Palace House is proud to be one of the Treasure Houses of England, a collection of ten of the most magnificent palaces, houses and castles in England today.
Explore the beautiful gardens at Beaulieu – The name Beaulieu means ‘beautiful place’ and the gardens certainly live up to the name. They have been well loved by generations of the Montagu family and can now be enjoyed by all our visitors.
Originally the grounds of the Abbey, the gardens have developed into a mixture of formal and informal design and with loving care from our team of gardeners they continue to evolve even today. The varied gardens include the fragrant Victorian Flower Garden with a dedicated rose garden featuring a number of old garden roses, the informal Wilderness Garden where in March and April you will find a mass of snowdrops, crocuses, daffodils and bluebells, the Ornamental Kitchen Garden with its restored 1870’s vine house and the scenic Mill Pond Walk .
Whilst wandering through the gardens look out for the Rufus Memorial Cairn – historical research suggests that King William Rufus who was shot and killed by an arrow in 1100 actually fell here at Beaulieu and not, as is commonly believed, near Minstead some ten miles away.
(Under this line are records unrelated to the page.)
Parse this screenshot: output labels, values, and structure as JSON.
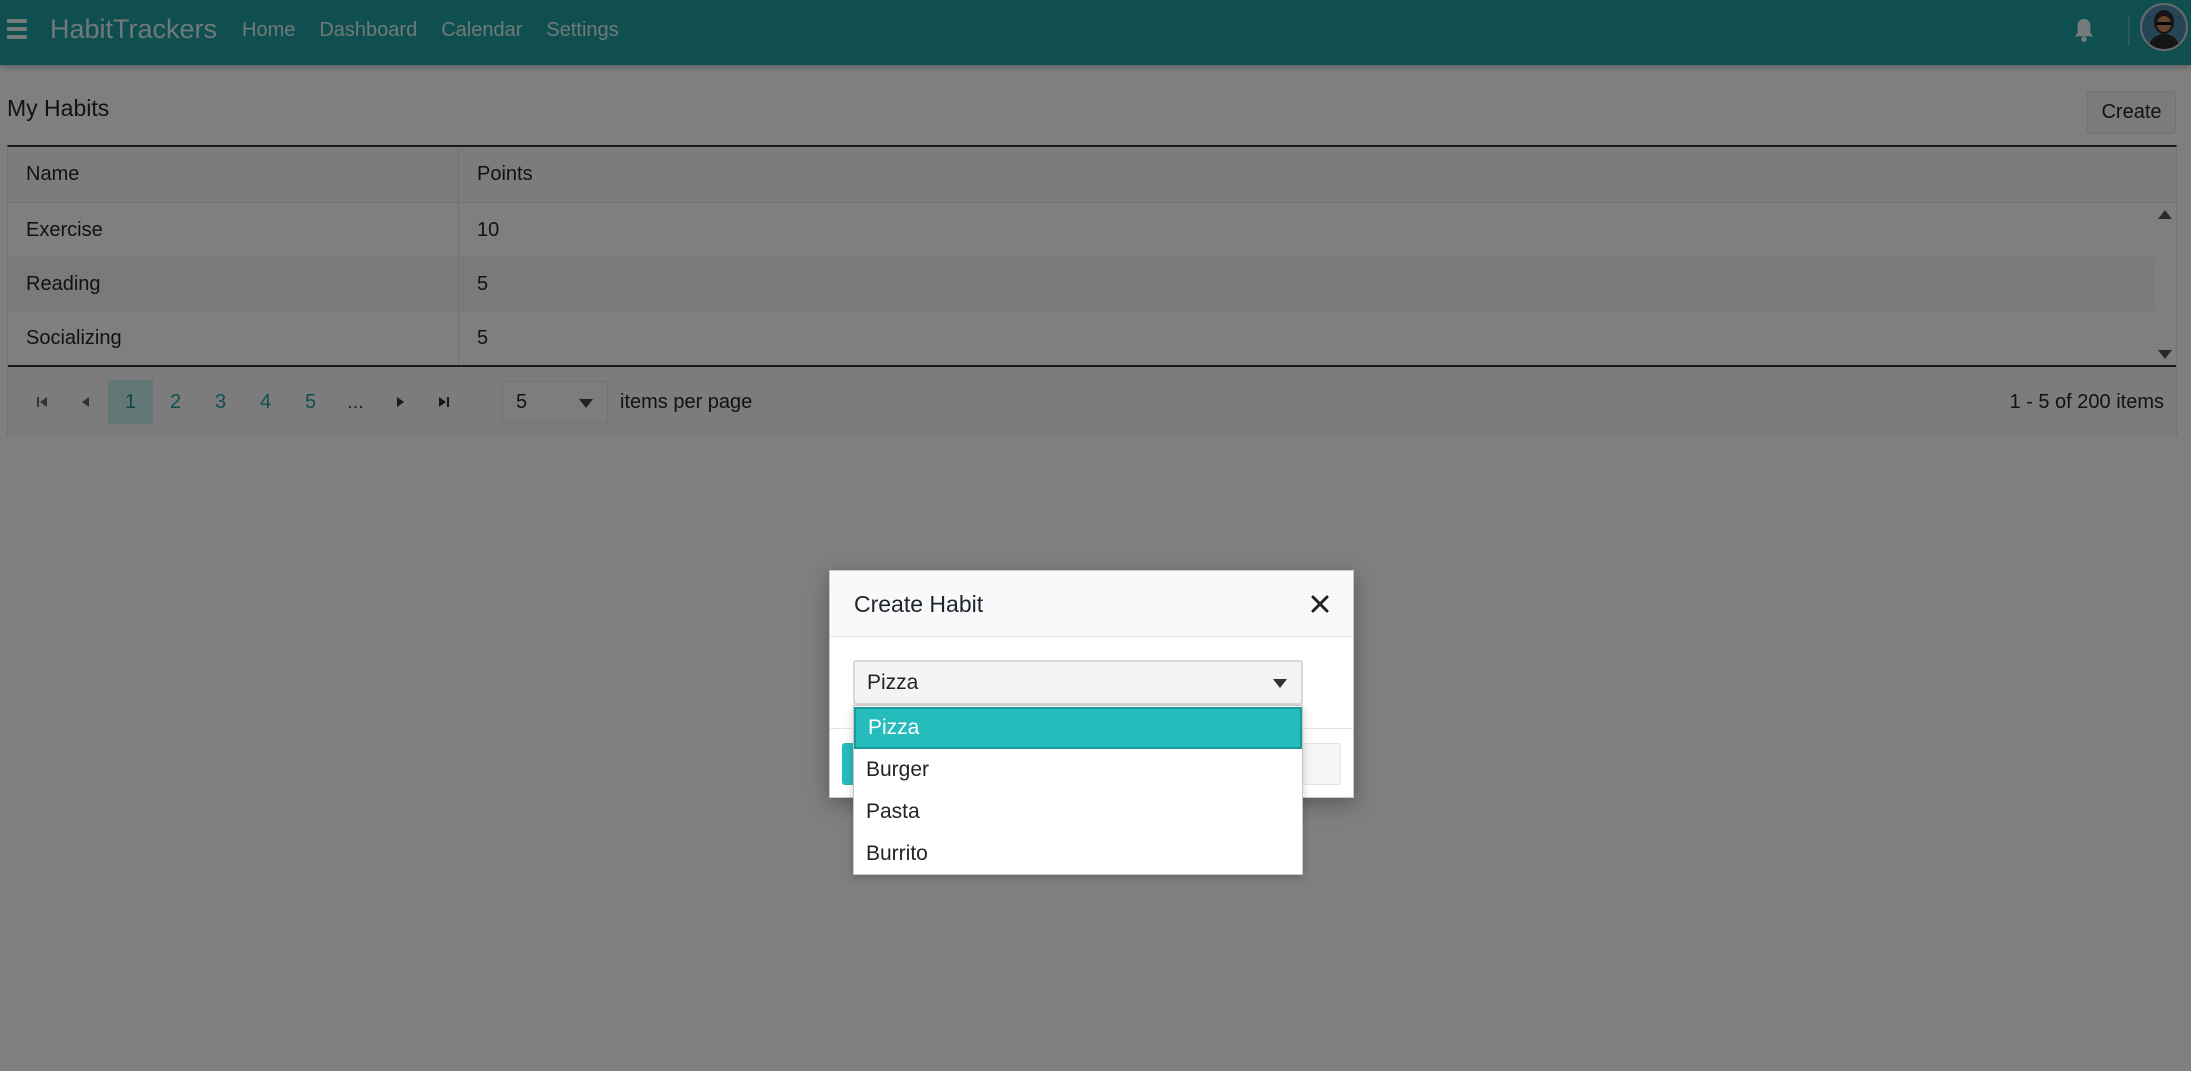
{
  "navbar": {
    "brand": "HabitTrackers",
    "links": [
      "Home",
      "Dashboard",
      "Calendar",
      "Settings"
    ],
    "bg_color": "#209e9e",
    "icons": [
      "menu-icon",
      "bell-icon",
      "user-avatar"
    ]
  },
  "grid": {
    "title": "My Habits",
    "create_label": "Create",
    "columns": [
      "Name",
      "Points"
    ],
    "rows": [
      {
        "name": "Exercise",
        "points": "10"
      },
      {
        "name": "Reading",
        "points": "5"
      },
      {
        "name": "Socializing",
        "points": "5"
      }
    ],
    "pager": {
      "pages": [
        "1",
        "2",
        "3",
        "4",
        "5",
        "..."
      ],
      "current_page": "1",
      "page_size": "5",
      "items_label": "items per page",
      "info": "1 - 5 of 200 items"
    }
  },
  "dialog": {
    "title": "Create Habit",
    "select": {
      "value": "Pizza",
      "options": [
        "Pizza",
        "Burger",
        "Pasta",
        "Burrito"
      ],
      "selected_index": 0
    }
  },
  "colors": {
    "accent": "#27bcbc",
    "pager_active_bg": "#c9eeee"
  }
}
The cairn, made of stone from the Abbey ruins, commemorates this historical murder mystery!
Learn about the lifestyle of the Cistercian monks who founded Beaulieu Abbey in 1204 on land given to them by King John. Wander through the serene Cloisters and Herb garden in which the monks grew a number of aromatic plants for both cooking and medicinal purposes including penny royal and lavender. Although much of the Abbey was destroyed during the reign of Henry VIII, visitors can still learn about the magnificent buildings of the Abbey, originally called Bellus Locus Regis – the beautiful place of the King.
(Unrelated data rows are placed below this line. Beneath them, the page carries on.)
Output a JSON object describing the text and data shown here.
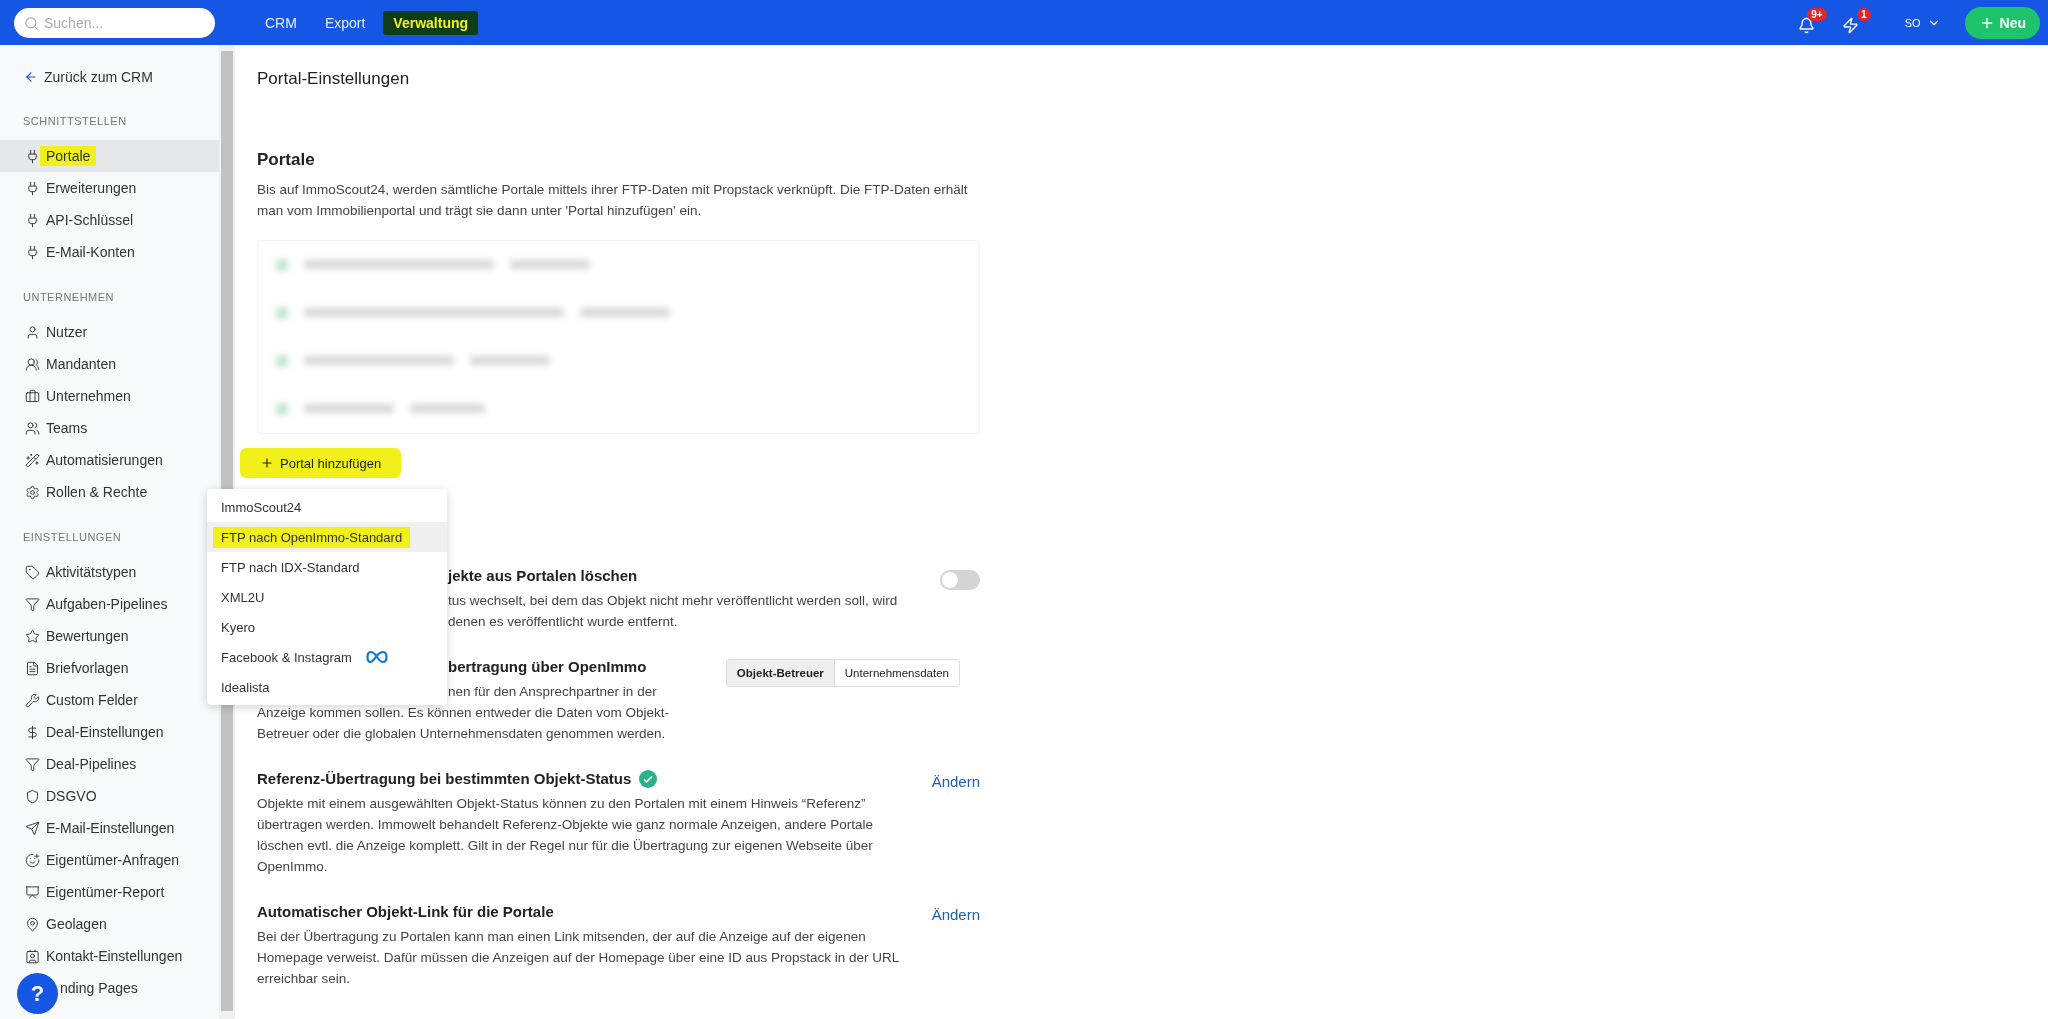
{
  "top_bar": {
    "search": {
      "placeholder": "Suchen..."
    },
    "nav": [
      {
        "label": "CRM",
        "selected": false,
        "highlighted": false
      },
      {
        "label": "Export",
        "selected": false,
        "highlighted": false
      },
      {
        "label": "Verwaltung",
        "selected": true,
        "highlighted": true
      }
    ],
    "notifications_badge": "9+",
    "activity_badge": "1",
    "user": "SO",
    "new_button": "Neu"
  },
  "sidebar": {
    "back_link": "Zurück zum CRM",
    "sections": [
      {
        "label": "SCHNITTSTELLEN",
        "items": [
          {
            "label": "Portale",
            "selected": true,
            "highlighted": true
          },
          {
            "label": "Erweiterungen",
            "selected": false,
            "highlighted": false
          },
          {
            "label": "API-Schlüssel",
            "selected": false,
            "highlighted": false
          },
          {
            "label": "E-Mail-Konten",
            "selected": false,
            "highlighted": false
          }
        ]
      },
      {
        "label": "UNTERNEHMEN",
        "items": [
          {
            "label": "Nutzer",
            "selected": false,
            "highlighted": false
          },
          {
            "label": "Mandanten",
            "selected": false,
            "highlighted": false
          },
          {
            "label": "Unternehmen",
            "selected": false,
            "highlighted": false
          },
          {
            "label": "Teams",
            "selected": false,
            "highlighted": false
          },
          {
            "label": "Automatisierungen",
            "selected": false,
            "highlighted": false
          },
          {
            "label": "Rollen & Rechte",
            "selected": false,
            "highlighted": false
          }
        ]
      },
      {
        "label": "EINSTELLUNGEN",
        "items": [
          {
            "label": "Aktivitätstypen",
            "selected": false,
            "highlighted": false
          },
          {
            "label": "Aufgaben-Pipelines",
            "selected": false,
            "highlighted": false
          },
          {
            "label": "Bewertungen",
            "selected": false,
            "highlighted": false
          },
          {
            "label": "Briefvorlagen",
            "selected": false,
            "highlighted": false
          },
          {
            "label": "Custom Felder",
            "selected": false,
            "highlighted": false
          },
          {
            "label": "Deal-Einstellungen",
            "selected": false,
            "highlighted": false
          },
          {
            "label": "Deal-Pipelines",
            "selected": false,
            "highlighted": false
          },
          {
            "label": "DSGVO",
            "selected": false,
            "highlighted": false
          },
          {
            "label": "E-Mail-Einstellungen",
            "selected": false,
            "highlighted": false
          },
          {
            "label": "Eigentümer-Anfragen",
            "selected": false,
            "highlighted": false
          },
          {
            "label": "Eigentümer-Report",
            "selected": false,
            "highlighted": false
          },
          {
            "label": "Geolagen",
            "selected": false,
            "highlighted": false
          },
          {
            "label": "Kontakt-Einstellungen",
            "selected": false,
            "highlighted": false
          },
          {
            "label": "nding Pages",
            "selected": false,
            "highlighted": false
          }
        ]
      }
    ],
    "help_button": "?"
  },
  "page": {
    "title": "Portal-Einstellungen",
    "portals": {
      "heading": "Portale",
      "description": "Bis auf ImmoScout24, werden sämtliche Portale mittels ihrer FTP-Daten mit Propstack verknüpft. Die FTP-Daten erhält man vom Immobilienportal und trägt sie dann unter 'Portal hinzufügen' ein.",
      "rows": [
        {
          "kind": "blurred"
        },
        {
          "kind": "blurred"
        },
        {
          "kind": "blurred"
        },
        {
          "kind": "blurred"
        }
      ],
      "add_button": {
        "label": "Portal hinzufügen",
        "highlighted": true
      },
      "menu": [
        {
          "label": "ImmoScout24",
          "selected": false,
          "highlighted": false
        },
        {
          "label": "FTP nach OpenImmo-Standard",
          "selected": true,
          "highlighted": true
        },
        {
          "label": "FTP nach IDX-Standard",
          "selected": false,
          "highlighted": false
        },
        {
          "label": "XML2U",
          "selected": false,
          "highlighted": false
        },
        {
          "label": "Kyero",
          "selected": false,
          "highlighted": false
        },
        {
          "label": "Facebook & Instagram",
          "selected": false,
          "highlighted": false,
          "logo": true
        },
        {
          "label": "Idealista",
          "selected": false,
          "highlighted": false
        }
      ]
    },
    "settings": [
      {
        "kind": "toggle",
        "title": "jekte aus Portalen löschen",
        "clipped": true,
        "fragments": [
          "tus wechselt, bei dem das Objekt nicht mehr veröffentlicht werden soll, wird",
          "denen es veröffentlicht wurde entfernt."
        ],
        "on": false
      },
      {
        "kind": "segmented",
        "title": "bertragung über OpenImmo",
        "clipped": true,
        "fragments": [
          "nen für den Ansprechpartner in der"
        ],
        "text": "Anzeige kommen sollen. Es können entweder die Daten vom Objekt-Betreuer oder die globalen Unternehmensdaten genommen werden.",
        "segments": [
          {
            "label": "Objekt-Betreuer",
            "selected": true
          },
          {
            "label": "Unternehmensdaten",
            "selected": false
          }
        ]
      },
      {
        "kind": "link",
        "title": "Referenz-Übertragung bei bestimmten Objekt-Status",
        "verified": true,
        "text": "Objekte mit einem ausgewählten Objekt-Status können zu den Portalen mit einem Hinweis “Referenz” übertragen werden. Immowelt behandelt Referenz-Objekte wie ganz normale Anzeigen, andere Portale löschen evtl. die Anzeige komplett. Gilt in der Regel nur für die Übertragung zur eigenen Webseite über OpenImmo.",
        "link": "Ändern"
      },
      {
        "kind": "link",
        "title": "Automatischer Objekt-Link für die Portale",
        "text": "Bei der Übertragung zu Portalen kann man einen Link mitsenden, der auf die Anzeige auf der eigenen Homepage verweist. Dafür müssen die Anzeigen auf der Homepage über eine ID aus Propstack in der URL erreichbar sein.",
        "link": "Ändern"
      }
    ]
  }
}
Leeds Castle 22-04-2012
Image by Karen Roe
“The Loveliest Castle in the World”
Set in 500 acres of beautiful parkland. Bring the whole family to Leeds Castle with your Key to the Castle ticket and journey through 900 years of captivating history. Open all year round, there is something for everyone to enjoy.
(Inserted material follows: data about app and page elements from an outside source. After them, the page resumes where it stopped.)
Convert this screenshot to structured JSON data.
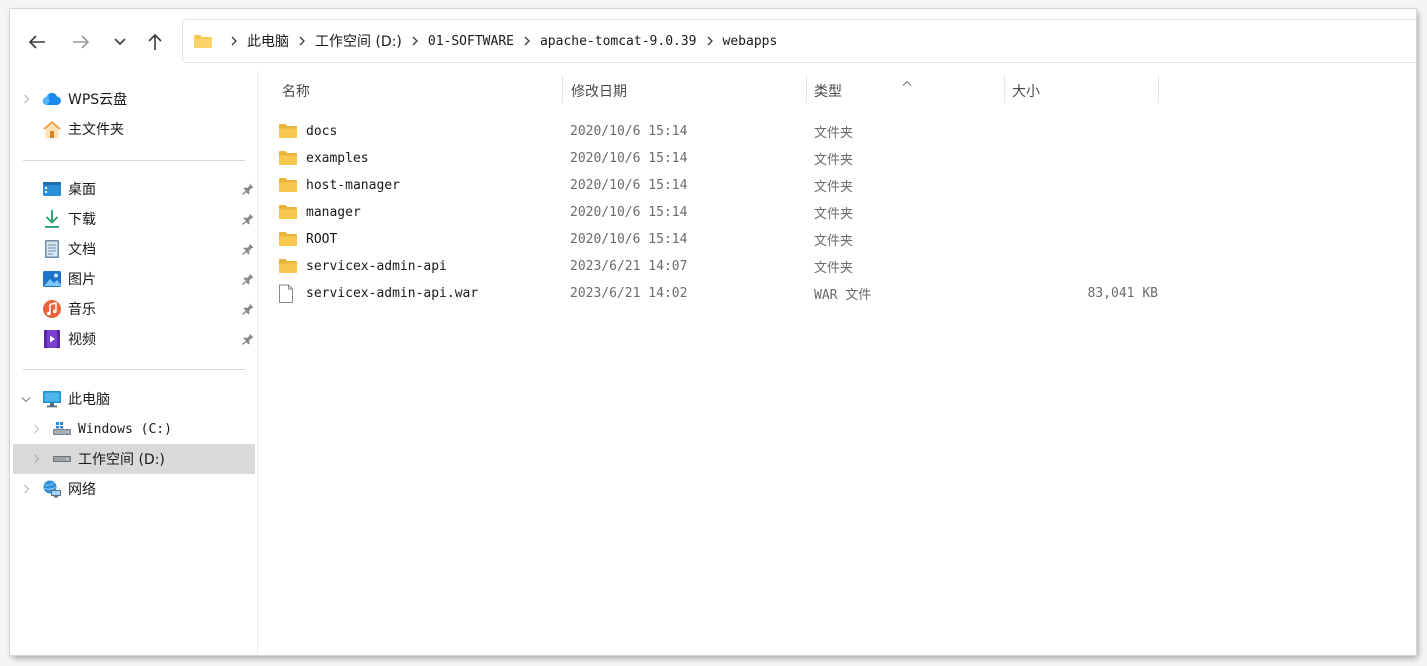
{
  "breadcrumb": [
    "此电脑",
    "工作空间 (D:)",
    "01-SOFTWARE",
    "apache-tomcat-9.0.39",
    "webapps"
  ],
  "sidebar": {
    "top": [
      {
        "label": "WPS云盘",
        "icon": "cloud-icon",
        "has_chevron": true
      },
      {
        "label": "主文件夹",
        "icon": "home-icon",
        "has_chevron": false
      }
    ],
    "quick": [
      {
        "label": "桌面",
        "icon": "desktop-icon"
      },
      {
        "label": "下载",
        "icon": "download-icon"
      },
      {
        "label": "文档",
        "icon": "document-icon"
      },
      {
        "label": "图片",
        "icon": "pictures-icon"
      },
      {
        "label": "音乐",
        "icon": "music-icon"
      },
      {
        "label": "视频",
        "icon": "video-icon"
      }
    ],
    "pc": {
      "label": "此电脑",
      "icon": "computer-icon"
    },
    "drives": [
      {
        "label": "Windows (C:)",
        "icon": "windows-drive-icon"
      },
      {
        "label": "工作空间 (D:)",
        "icon": "drive-icon",
        "selected": true
      }
    ],
    "network": {
      "label": "网络",
      "icon": "network-icon"
    }
  },
  "columns": {
    "name": "名称",
    "date": "修改日期",
    "type": "类型",
    "size": "大小"
  },
  "files": [
    {
      "name": "docs",
      "date": "2020/10/6 15:14",
      "type": "文件夹",
      "size": "",
      "kind": "folder"
    },
    {
      "name": "examples",
      "date": "2020/10/6 15:14",
      "type": "文件夹",
      "size": "",
      "kind": "folder"
    },
    {
      "name": "host-manager",
      "date": "2020/10/6 15:14",
      "type": "文件夹",
      "size": "",
      "kind": "folder"
    },
    {
      "name": "manager",
      "date": "2020/10/6 15:14",
      "type": "文件夹",
      "size": "",
      "kind": "folder"
    },
    {
      "name": "ROOT",
      "date": "2020/10/6 15:14",
      "type": "文件夹",
      "size": "",
      "kind": "folder"
    },
    {
      "name": "servicex-admin-api",
      "date": "2023/6/21 14:07",
      "type": "文件夹",
      "size": "",
      "kind": "folder"
    },
    {
      "name": "servicex-admin-api.war",
      "date": "2023/6/21 14:02",
      "type": "WAR 文件",
      "size": "83,041 KB",
      "kind": "file"
    }
  ],
  "colors": {
    "folder": "#f8c74d",
    "selected": "#d9d9d9",
    "accent": "#0067c0"
  }
}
The Below Stairs Tour – A brand new tour for 2012 shows areas of Leeds Castle not usually on show, telling the stories of the servants who once worked here in the late 1930s. Get closer to the stories of the house by joining an expert guide who will escort you through the hidden treasures of the magnificent rooms of the castle, as well as some areas not normally open to visitors, including the State and Battlement bedrooms on the upper floors.
Park and Gardens – During your visit to Leeds Castle, enjoy the fresh air and stroll through the beautiful grounds of the park estate.
The Cascade Garden – The garden that gives you your first view of Leeds Castle, with its beautiful water cascade falling from the Cedar Pond.
The Wood Garden – In spring, the Wood Garden alongside the River Len is a particularly lovely way to approach the castle. Its carpet of Daffodils, Narcissi and Anemones presents a vibrant burst of colour. Later in the year, the visitor is treated to the splendor of Azaleas and Rhododendrons.
The Culpeper Garden – Named after the family who owned Leeds Castle in the 17th century; the Culpeper Garden was originally the site of the castle’s kitchen garden. During Lady Baillie’s ownership it became a cut flower garden, but in 1980 garden designer Russell Page transformed it into a large cottage garden. With its informal layout and low box hedges as a border this very English garden features Roses, Lupins, Poppies and Lads’ Love, with exotic blooms mixed in to create a profusion of colour and scent.
The Lady Baillie Garden – Designed by the landscape architect, Christopher Carter, on the site of Lady Baillie’s original aviary the garden is a favourite destination for visitors to the castle. With its south facing aspect and Mediterranean style, visitors can relax and enjoy superb views across the Great Water.